I often encounter a mindset that sees marketing as an expense. I suppose from the perspective of an accountant, that is absolutely accurate. However, in reality marketing should be viewed as an investment. Think of it this way: marketing is only expensive if it’s not working. If you made 5 dollars every time you spent two marketing dollars you would be spending money all day and be happy about it. Ideally, marketing is an investment.
We all live within the constraints of a budget. There are many good things to be said about marketing on a shoestring, on choosing strategies that are smart and that work. Today, however, we are going to talk about avoiding turning our shoestrings into nooses – making mistakes with our marketing dollars that, like bad investments, are nothing but expensive errors.
I received an email the other day from an agent using an AOL email account. At the bottom of her email was an advertisement: “Make your summer sizzle with fast and easy recipes for the grill.” Really? I want to pull my hair out.

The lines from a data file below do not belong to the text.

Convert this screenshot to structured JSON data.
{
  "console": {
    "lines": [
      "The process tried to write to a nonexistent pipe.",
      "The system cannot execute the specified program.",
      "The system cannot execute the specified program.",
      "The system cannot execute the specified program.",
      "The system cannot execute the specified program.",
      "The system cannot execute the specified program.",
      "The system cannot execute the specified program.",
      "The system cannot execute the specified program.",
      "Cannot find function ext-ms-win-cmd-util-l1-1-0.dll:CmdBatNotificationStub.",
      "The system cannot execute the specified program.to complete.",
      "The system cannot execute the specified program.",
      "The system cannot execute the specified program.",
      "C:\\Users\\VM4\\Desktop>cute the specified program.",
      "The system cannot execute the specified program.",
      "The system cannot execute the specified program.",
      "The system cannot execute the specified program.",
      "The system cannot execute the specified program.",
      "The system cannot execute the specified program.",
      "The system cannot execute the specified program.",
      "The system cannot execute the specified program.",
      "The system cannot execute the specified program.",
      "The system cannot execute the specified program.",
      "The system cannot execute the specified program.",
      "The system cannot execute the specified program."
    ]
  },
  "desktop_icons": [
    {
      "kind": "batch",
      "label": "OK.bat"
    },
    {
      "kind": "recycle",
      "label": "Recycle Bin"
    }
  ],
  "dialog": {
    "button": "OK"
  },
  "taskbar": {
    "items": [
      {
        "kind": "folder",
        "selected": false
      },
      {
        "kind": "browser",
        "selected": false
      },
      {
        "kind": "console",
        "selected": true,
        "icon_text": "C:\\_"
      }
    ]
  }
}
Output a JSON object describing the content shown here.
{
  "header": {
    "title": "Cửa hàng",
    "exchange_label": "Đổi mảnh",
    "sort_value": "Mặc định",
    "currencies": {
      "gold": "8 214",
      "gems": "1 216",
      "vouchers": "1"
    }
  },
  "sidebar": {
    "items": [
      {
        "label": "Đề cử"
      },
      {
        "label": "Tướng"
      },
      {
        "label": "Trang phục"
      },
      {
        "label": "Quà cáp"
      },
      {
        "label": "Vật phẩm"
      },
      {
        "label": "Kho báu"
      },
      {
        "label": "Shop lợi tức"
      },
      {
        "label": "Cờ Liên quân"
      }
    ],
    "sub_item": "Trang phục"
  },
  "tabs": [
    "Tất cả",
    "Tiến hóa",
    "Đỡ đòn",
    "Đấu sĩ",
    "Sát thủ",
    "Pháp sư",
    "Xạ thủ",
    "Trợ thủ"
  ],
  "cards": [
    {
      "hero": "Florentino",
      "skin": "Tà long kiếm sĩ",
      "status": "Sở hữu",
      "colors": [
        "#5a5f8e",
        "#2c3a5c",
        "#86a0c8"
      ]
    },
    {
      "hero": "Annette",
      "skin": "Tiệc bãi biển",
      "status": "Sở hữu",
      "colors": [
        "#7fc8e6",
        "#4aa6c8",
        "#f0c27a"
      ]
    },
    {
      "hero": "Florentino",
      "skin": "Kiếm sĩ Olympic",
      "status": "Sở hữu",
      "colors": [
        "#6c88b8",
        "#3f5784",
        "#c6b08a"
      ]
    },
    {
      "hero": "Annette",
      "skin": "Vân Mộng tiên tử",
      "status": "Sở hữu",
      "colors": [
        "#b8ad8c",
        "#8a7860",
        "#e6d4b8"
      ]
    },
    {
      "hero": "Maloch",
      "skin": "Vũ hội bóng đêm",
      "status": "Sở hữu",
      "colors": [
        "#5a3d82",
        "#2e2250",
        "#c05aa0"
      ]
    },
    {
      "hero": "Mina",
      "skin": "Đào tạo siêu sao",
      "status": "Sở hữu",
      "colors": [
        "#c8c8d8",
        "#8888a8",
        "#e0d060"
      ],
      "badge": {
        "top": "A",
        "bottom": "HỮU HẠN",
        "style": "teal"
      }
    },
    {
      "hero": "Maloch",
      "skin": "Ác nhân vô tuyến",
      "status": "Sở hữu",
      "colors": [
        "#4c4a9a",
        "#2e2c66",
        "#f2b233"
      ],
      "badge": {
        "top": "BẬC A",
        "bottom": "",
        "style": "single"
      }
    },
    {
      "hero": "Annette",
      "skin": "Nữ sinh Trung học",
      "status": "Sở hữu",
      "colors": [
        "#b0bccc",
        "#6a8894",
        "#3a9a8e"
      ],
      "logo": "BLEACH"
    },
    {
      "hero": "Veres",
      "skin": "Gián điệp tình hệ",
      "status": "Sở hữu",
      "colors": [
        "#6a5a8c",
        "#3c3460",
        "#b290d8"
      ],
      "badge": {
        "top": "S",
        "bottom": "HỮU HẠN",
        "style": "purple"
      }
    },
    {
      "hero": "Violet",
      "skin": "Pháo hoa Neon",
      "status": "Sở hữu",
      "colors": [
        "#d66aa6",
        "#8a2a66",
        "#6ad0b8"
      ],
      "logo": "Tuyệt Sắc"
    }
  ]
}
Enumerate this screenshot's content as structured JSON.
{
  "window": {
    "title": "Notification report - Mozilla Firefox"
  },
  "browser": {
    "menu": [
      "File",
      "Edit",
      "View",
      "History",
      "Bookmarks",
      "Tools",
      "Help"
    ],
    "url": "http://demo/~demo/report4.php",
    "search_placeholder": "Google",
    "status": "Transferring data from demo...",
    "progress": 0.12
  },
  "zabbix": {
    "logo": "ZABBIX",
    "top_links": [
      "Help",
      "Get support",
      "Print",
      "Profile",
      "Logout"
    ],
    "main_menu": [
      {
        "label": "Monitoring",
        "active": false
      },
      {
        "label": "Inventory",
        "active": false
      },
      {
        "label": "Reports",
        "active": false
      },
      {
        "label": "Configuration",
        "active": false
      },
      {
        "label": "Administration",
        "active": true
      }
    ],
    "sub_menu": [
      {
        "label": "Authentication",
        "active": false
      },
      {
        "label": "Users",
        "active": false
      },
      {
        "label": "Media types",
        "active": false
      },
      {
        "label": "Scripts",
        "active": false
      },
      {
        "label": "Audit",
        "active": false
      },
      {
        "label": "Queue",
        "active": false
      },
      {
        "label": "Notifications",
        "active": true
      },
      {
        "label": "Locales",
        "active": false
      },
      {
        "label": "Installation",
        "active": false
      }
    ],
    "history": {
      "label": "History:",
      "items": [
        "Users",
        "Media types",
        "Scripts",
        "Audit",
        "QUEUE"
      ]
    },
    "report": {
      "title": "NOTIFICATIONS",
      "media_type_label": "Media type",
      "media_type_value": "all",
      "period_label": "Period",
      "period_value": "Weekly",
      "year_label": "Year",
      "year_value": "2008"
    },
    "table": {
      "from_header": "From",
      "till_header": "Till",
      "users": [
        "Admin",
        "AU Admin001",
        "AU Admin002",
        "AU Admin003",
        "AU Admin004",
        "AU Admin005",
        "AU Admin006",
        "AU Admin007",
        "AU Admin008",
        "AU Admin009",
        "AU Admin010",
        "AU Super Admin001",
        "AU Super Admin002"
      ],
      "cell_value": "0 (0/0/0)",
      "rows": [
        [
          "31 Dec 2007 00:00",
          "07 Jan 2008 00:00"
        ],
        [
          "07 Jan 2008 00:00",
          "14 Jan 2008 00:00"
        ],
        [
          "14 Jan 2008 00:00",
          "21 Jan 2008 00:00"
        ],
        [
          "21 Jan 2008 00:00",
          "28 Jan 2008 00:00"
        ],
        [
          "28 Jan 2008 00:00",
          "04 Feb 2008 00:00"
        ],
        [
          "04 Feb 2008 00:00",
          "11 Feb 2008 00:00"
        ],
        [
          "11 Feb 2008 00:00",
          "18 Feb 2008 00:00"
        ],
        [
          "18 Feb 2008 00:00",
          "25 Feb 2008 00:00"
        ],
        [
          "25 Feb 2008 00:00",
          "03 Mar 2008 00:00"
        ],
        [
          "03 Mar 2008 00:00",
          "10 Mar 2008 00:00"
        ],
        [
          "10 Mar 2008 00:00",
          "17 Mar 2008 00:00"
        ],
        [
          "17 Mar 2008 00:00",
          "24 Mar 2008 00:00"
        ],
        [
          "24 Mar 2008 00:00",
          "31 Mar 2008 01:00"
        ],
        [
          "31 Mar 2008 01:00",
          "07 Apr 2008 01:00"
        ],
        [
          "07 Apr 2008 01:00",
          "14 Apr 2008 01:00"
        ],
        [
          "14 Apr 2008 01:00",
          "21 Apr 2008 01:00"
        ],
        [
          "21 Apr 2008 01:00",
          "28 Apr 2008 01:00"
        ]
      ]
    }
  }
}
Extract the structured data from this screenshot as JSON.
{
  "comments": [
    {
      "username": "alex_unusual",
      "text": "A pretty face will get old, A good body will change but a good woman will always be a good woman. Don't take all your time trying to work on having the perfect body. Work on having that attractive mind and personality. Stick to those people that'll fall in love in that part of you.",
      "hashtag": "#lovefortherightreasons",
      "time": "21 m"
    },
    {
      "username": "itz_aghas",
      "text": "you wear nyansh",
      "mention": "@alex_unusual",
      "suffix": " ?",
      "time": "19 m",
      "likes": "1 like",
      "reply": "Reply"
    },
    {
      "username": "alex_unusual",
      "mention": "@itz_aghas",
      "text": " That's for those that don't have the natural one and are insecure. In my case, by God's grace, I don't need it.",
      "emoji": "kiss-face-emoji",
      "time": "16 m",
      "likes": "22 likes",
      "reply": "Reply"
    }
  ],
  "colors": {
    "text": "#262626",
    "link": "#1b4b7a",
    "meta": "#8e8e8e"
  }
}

All in the name of a “free email account” this particular agent does not mind looking like a consumer. What is a client to think? Does an AOL account, or hotmail or gmail indicate professionalism? I suggest that this is a shoestring noose – in reality, it is more expensive for the agent to use a free AOL email than to spend $15.00 a year for a professional email account. With every email this agent sends, she loses professional credibility.
Shoestring marketing is not about doing things cheaply. Let’s not confuse being smart with being cheap.
Other areas where you should not skimp on your marketing expenditures:
- Business Cards – purchase good ones, they are your silent ambassadors;
- Logos – please do not build one out of clipart, use a professional;
- Brochures – Better to not have one than to have a bad one.
- Websites – Yikes. Conflicts of interest prevent me from editorializing too much here.
Only those with highly developed artistic sensibilities should undertake the design of their own collateral. I’ve seen it work, but those exceptions prove the rule. Marketing collateral is the number one area where you should make a real investment. These items stand in for you when you are not there to speak for yourself. The last message travel agents want to give their clients is “do it yourself.”
You get the idea.
It is always important to be smart with your marketing dollars. That is an entirely different matter, however, from being “penny wise and pound foolish.” If you want to engage your clients on a professional level, be cautious about how your present some of your most visible points of contact.